and he’s well-known throughout our neighborhood.

© Lawrencealot – September 6, 2014

Visual Template



Entwined Form
This is a form invented by Mary Lou Healy, aka Mlou on
The form consists of three or more trimeter quintets, usually in Iambic where the 3rd line of each stanza rhymes with the first line of the following stanza, until the final stanza which rhymes with the first line of the poem.
Rhyme pattern: abcba cdedc efafe
Example Poem
Growth in Scansion
If I can ever learn
well then I’ll try to teach.
But just today I find
my wants exceed my reach,
and yet for more I yearn.
Old knowledge falls behind,
but learning it was key
for now I understand
those things I could not see-
no syllables defined.
The first two stanzas scan
as iambs every one.
an ananapest is wide.
It looks not right when done
in syllables, here man.
Trimeter’s satisfied.
Shoes don’t swap but feet do.
For syllables dactyls have three
and iambs have but two.
Three feet per line I’ve tried.
A template let’s you see
and can be used intact,
learning feet lets you spurn
just counting, that’s a fact-
a skill eluding me.
Visual Template
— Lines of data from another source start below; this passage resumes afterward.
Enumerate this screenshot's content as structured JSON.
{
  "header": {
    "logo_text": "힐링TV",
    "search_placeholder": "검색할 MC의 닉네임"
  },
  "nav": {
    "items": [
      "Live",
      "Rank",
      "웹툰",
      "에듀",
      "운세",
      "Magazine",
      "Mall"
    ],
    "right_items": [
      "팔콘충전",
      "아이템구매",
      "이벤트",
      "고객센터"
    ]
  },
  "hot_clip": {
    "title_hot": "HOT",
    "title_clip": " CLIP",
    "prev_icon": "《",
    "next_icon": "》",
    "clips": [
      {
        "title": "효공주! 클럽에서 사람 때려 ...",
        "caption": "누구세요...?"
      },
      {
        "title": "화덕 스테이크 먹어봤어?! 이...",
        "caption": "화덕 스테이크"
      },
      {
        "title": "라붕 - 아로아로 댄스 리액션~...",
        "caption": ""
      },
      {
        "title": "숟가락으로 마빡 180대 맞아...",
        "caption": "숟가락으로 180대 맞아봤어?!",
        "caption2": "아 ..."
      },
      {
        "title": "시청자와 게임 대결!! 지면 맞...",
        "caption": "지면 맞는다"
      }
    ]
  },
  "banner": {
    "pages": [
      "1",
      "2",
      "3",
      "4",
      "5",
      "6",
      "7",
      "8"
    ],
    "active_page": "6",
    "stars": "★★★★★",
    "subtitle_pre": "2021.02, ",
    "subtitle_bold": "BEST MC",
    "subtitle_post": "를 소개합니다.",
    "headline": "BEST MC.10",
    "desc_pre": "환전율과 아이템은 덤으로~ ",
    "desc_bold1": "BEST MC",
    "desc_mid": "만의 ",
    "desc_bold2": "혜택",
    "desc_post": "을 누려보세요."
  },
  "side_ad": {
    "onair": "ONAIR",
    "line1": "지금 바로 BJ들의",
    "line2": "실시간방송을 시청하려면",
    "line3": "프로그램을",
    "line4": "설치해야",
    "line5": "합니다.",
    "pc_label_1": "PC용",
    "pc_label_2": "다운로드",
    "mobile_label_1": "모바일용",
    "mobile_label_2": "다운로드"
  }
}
MLou Quintet

This form was invented by Mary Lou Healy, aka, MLou at Allpoetry
Each Stanza has the following form:
Line 1, 5 feet;
Line 2, 3 feet;
Line 3, 4 feet;
Line 4, 3 feet;
Line 5, 4 feet.
As many quintet stanzas as preferred,
rhyme scheme: ababa  cdcdc  efefe  ghghg  etc.
Example Poem
My Wife
While I sat pondering, “What shall I write?”
my thoughts turned to my wife.
Of course she is my warmth at night-
adds color to my life,
but still those claims seem much too trite.
Her common sense exceeds one’s proper share.
No problem she has faced
has gone unsolved; now that is rare.
She finds what I’ve misplaced
and tends to all with loving care.
She thinks that even at my age I’m fine,
and though I don’t agree
(I think my faults are still benign)
she does put up with me
and populates my life’s design.
© Lawrencealot – September 24, 2012
Visual Template